Many people living with heart valve disease do not experience severe or noticeable symptoms, or simply put their symptoms down to ageing, which makes diagnosis of the disease challenging. This new Survey worryingly reveals how a low percentage of older Europeans would seek an appointment with their GP if they experienced key heart valve disease symptoms such as fatigue (26.2%), reduced physical activity (19.9%) and ‘feeling older than your age’ (12.5%).1 Such hesitancy could potentially be harmful, as it prevents early detection opportunities.

Initial detection of the disease involves identifying symptoms and listening to the heart with a stethoscope. Across Europe there is substantial variance in stethoscope use on older people at every GP visit, ranging from 76% in France to 5% in the Netherlands.1

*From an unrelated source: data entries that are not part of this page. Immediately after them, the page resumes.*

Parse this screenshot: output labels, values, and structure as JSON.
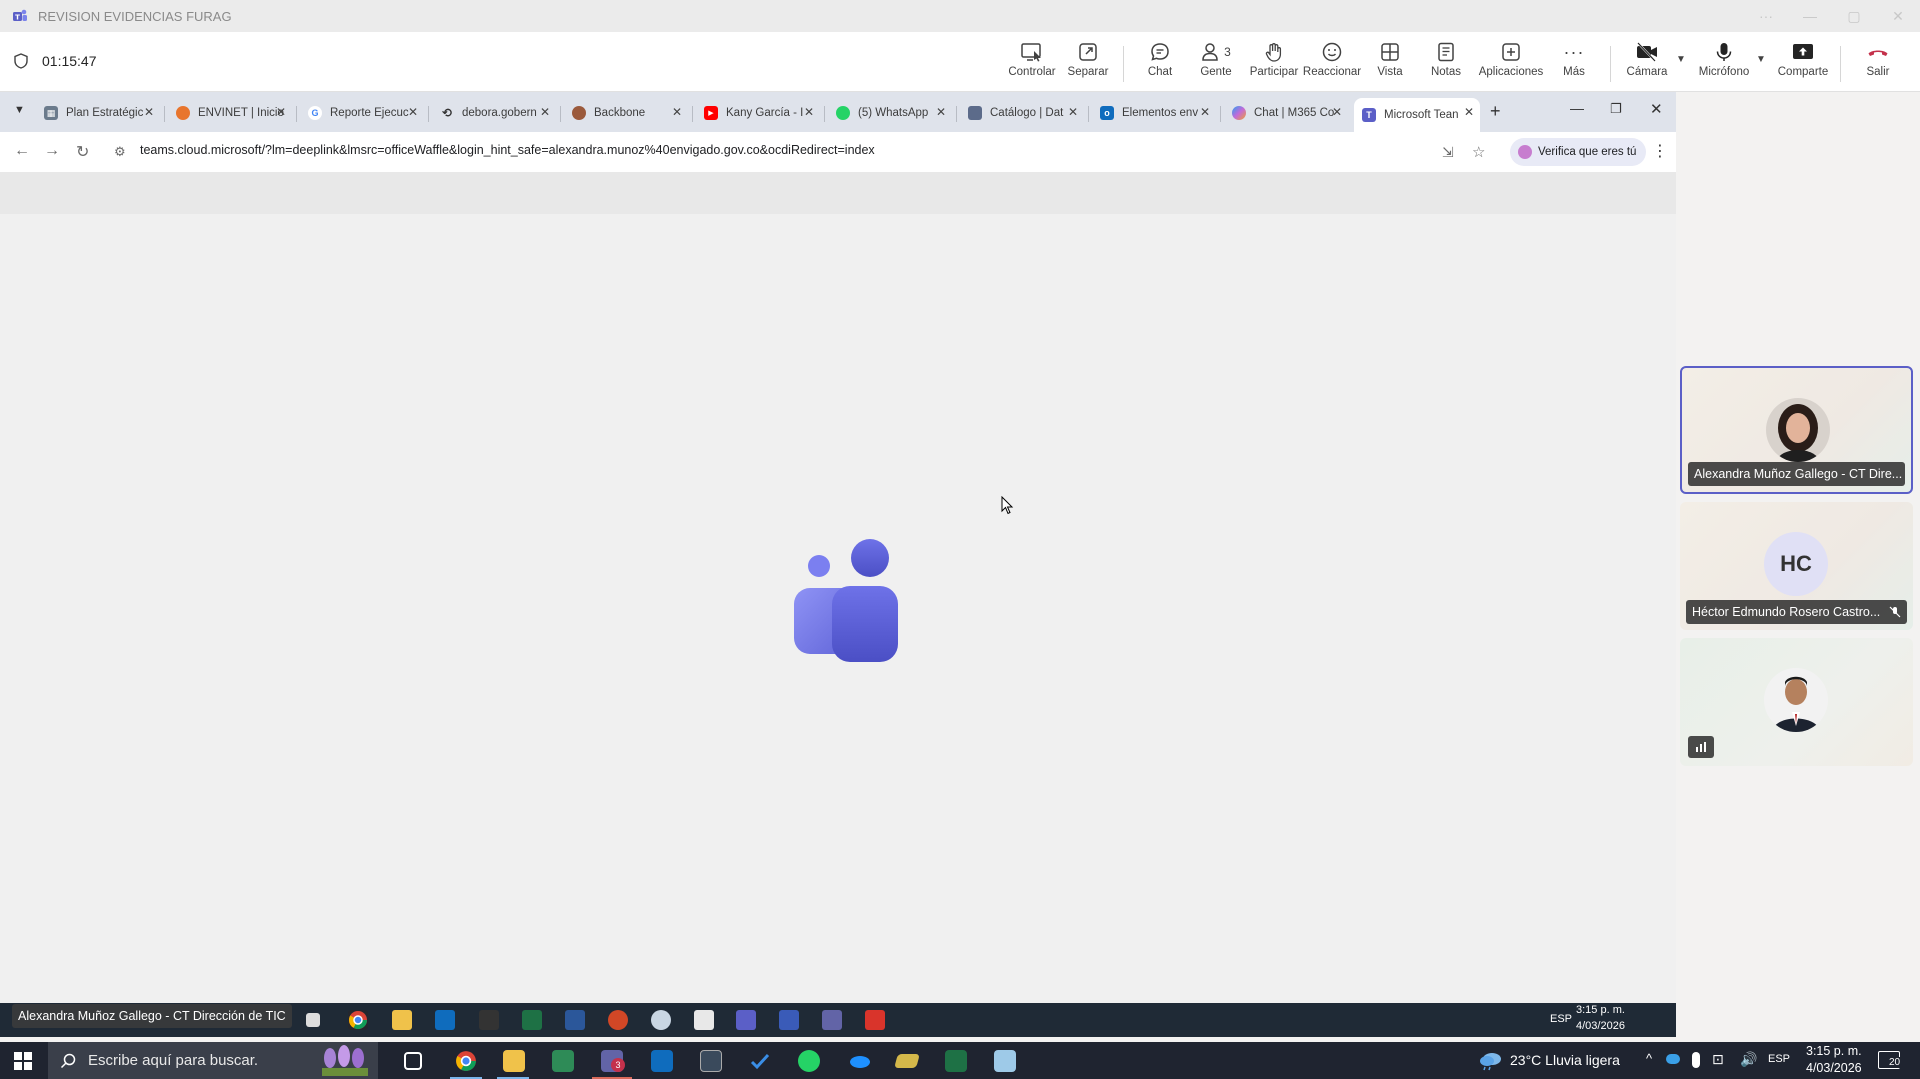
{
  "window": {
    "title": "REVISION EVIDENCIAS FURAG"
  },
  "meeting": {
    "timer": "01:15:47",
    "controls": [
      {
        "label": "Controlar",
        "icon": "control-icon"
      },
      {
        "label": "Separar",
        "icon": "popout-icon"
      },
      {
        "label": "Chat",
        "icon": "chat-icon"
      },
      {
        "label": "Gente",
        "icon": "people-icon",
        "count": "3"
      },
      {
        "label": "Participar",
        "icon": "raise-hand-icon"
      },
      {
        "label": "Reaccionar",
        "icon": "emoji-icon"
      },
      {
        "label": "Vista",
        "icon": "view-icon"
      },
      {
        "label": "Notas",
        "icon": "notes-icon"
      },
      {
        "label": "Aplicaciones",
        "icon": "apps-icon"
      },
      {
        "label": "Más",
        "icon": "more-icon"
      },
      {
        "label": "Cámara",
        "icon": "camera-off-icon"
      },
      {
        "label": "Micrófono",
        "icon": "mic-icon"
      },
      {
        "label": "Comparte",
        "icon": "share-icon"
      },
      {
        "label": "Salir",
        "icon": "hangup-icon"
      }
    ]
  },
  "browser": {
    "tabs": [
      {
        "title": "Plan Estratégic",
        "icon": "plan-icon"
      },
      {
        "title": "ENVINET | Inicio",
        "icon": "envinet-icon"
      },
      {
        "title": "Reporte Ejecuc",
        "icon": "google-icon"
      },
      {
        "title": "debora.gobern",
        "icon": "link-icon"
      },
      {
        "title": "Backbone",
        "icon": "backbone-icon"
      },
      {
        "title": "Kany García - I",
        "icon": "youtube-icon"
      },
      {
        "title": "(5) WhatsApp",
        "icon": "whatsapp-icon"
      },
      {
        "title": "Catálogo | Dat",
        "icon": "catalog-icon"
      },
      {
        "title": "Elementos env",
        "icon": "outlook-icon"
      },
      {
        "title": "Chat | M365 Co",
        "icon": "copilot-icon"
      },
      {
        "title": "Microsoft Tean",
        "icon": "teams-icon",
        "active": true
      }
    ],
    "url": "teams.cloud.microsoft/?lm=deeplink&lmsrc=officeWaffle&login_hint_safe=alexandra.munoz%40envigado.gov.co&ocdiRedirect=index",
    "verify_label": "Verifica que eres tú"
  },
  "shared_screen": {
    "presenter_tag": "Alexandra Muñoz Gallego - CT Dirección de TIC",
    "tray": {
      "lang": "ESP",
      "time": "3:15 p. m.",
      "date": "4/03/2026"
    }
  },
  "participants": [
    {
      "name": "Alexandra Muñoz Gallego - CT Dire...",
      "active": true
    },
    {
      "name": "Héctor Edmundo Rosero Castro...",
      "initials": "HC",
      "muted": true
    },
    {
      "name": ""
    }
  ],
  "taskbar": {
    "search_placeholder": "Escribe aquí para buscar.",
    "weather": "23°C  Lluvia ligera",
    "lang": "ESP",
    "time": "3:15 p. m.",
    "date": "4/03/2026",
    "notifications": "20",
    "teams_badge": "3"
  },
  "colors": {
    "accent": "#5b5fc7",
    "teams_purple": "#6264a7",
    "hangup": "#c4314b"
  }
}
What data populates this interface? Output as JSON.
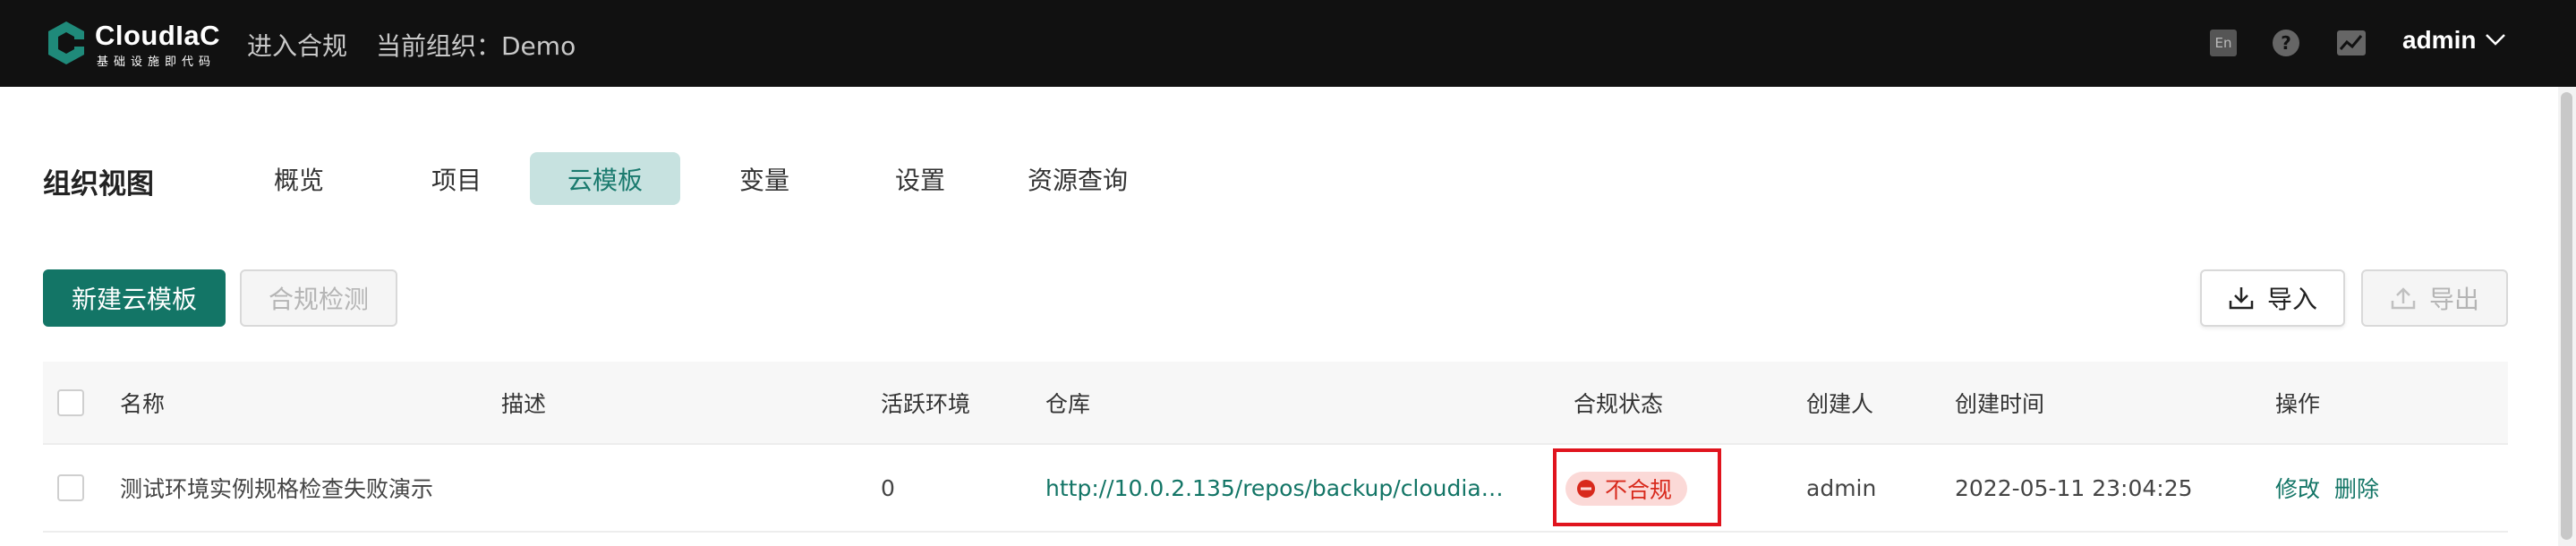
{
  "header": {
    "logo_name": "CloudIaC",
    "logo_sub": "基础设施即代码",
    "enter_compliance": "进入合规",
    "current_org_label": "当前组织：Demo",
    "lang_icon": "En",
    "user": "admin"
  },
  "org_nav": {
    "title": "组织视图",
    "tabs": [
      {
        "label": "概览"
      },
      {
        "label": "项目"
      },
      {
        "label": "云模板",
        "active": true
      },
      {
        "label": "变量"
      },
      {
        "label": "设置"
      },
      {
        "label": "资源查询"
      }
    ]
  },
  "actions": {
    "create_label": "新建云模板",
    "compliance_check_label": "合规检测",
    "import_label": "导入",
    "export_label": "导出"
  },
  "table": {
    "columns": [
      "名称",
      "描述",
      "活跃环境",
      "仓库",
      "合规状态",
      "创建人",
      "创建时间",
      "操作"
    ],
    "rows": [
      {
        "name": "测试环境实例规格检查失败演示",
        "description": "",
        "active_envs": "0",
        "repo": "http://10.0.2.135/repos/backup/cloudiac/clou...",
        "compliance_status": "不合规",
        "creator": "admin",
        "created_at": "2022-05-11 23:04:25",
        "ops": [
          "修改",
          "删除"
        ]
      }
    ]
  },
  "colors": {
    "header_bg": "#111111",
    "primary": "#137566",
    "active_tab_bg": "#c7e2e0",
    "danger": "#e0141e",
    "badge_bg": "#fbd9d7"
  },
  "icons": {
    "logo": "cloudiac-logo-icon",
    "help": "question-circle-icon",
    "stats": "line-chart-icon",
    "user_menu": "chevron-down-icon",
    "import": "download-icon",
    "export": "upload-icon",
    "status": "minus-circle-icon"
  }
}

The Global Heart Hub patient groups are united in communicating a powerful message during Heart Valve Disease Awareness Week,” commented Neil Johnson, CEO of Irish heart and stroke charity, Croí and Director of Strategy and Development for the Global Heart Hub. “As the Survey results demonstrate, we need to cherish our older generation because of the essential contribution they make to our economies, communities and families. That starts with a regular stethoscope check for heart valve disease and culminates in effective treatment that gets them back to an active life.”

Heart valve disease is the name given to any malfunction or abnormality of one or more of the heart’s four valves, affecting the flow of blood through the heart. It is a common, serious, but treatable condition which is particularly associated with ageing. If diagnosed in a timely way, patients can return to a good quality of life, therefore early diagnosis is essential.5 The condition is usually caused by disease, wear or damage to the heart valve or valves.6  Key symptoms include chest tightness/pain, abnormal heart beats and shortness of breath.7


[1] Gaede. L et al. Under Submission, 2020

[2] Otto CM. Timing of aortic valve surgery. Heart 2000; 84:211–218

[3] Global Coalition on Aging. Healthy heart for healthy aging: the need for awareness, innovation, and collaboration in Cardiovascular Health. White Paper. 2020.

[4] Nkomo V et al. Burden of valvular heart disease: a population-based study. Lancet. 2006;368:1005-11

[5] Heart Valve Voice. Available at https://www.heartvalvevoice.com/heart-valve-disease/treatment Accessed April 2020

[6] British Heart Foundation: Heart Valve Disease. Available at: https://www.bhf.org.uk/heart-health/conditions/heart-valve-disease. Accessed July 2020

[7] Patient.co.uk. Available at: http://www.patient.co.uk/health/heart-valves-and-valve-disease. Accessed April 2020.

Click image to enlarge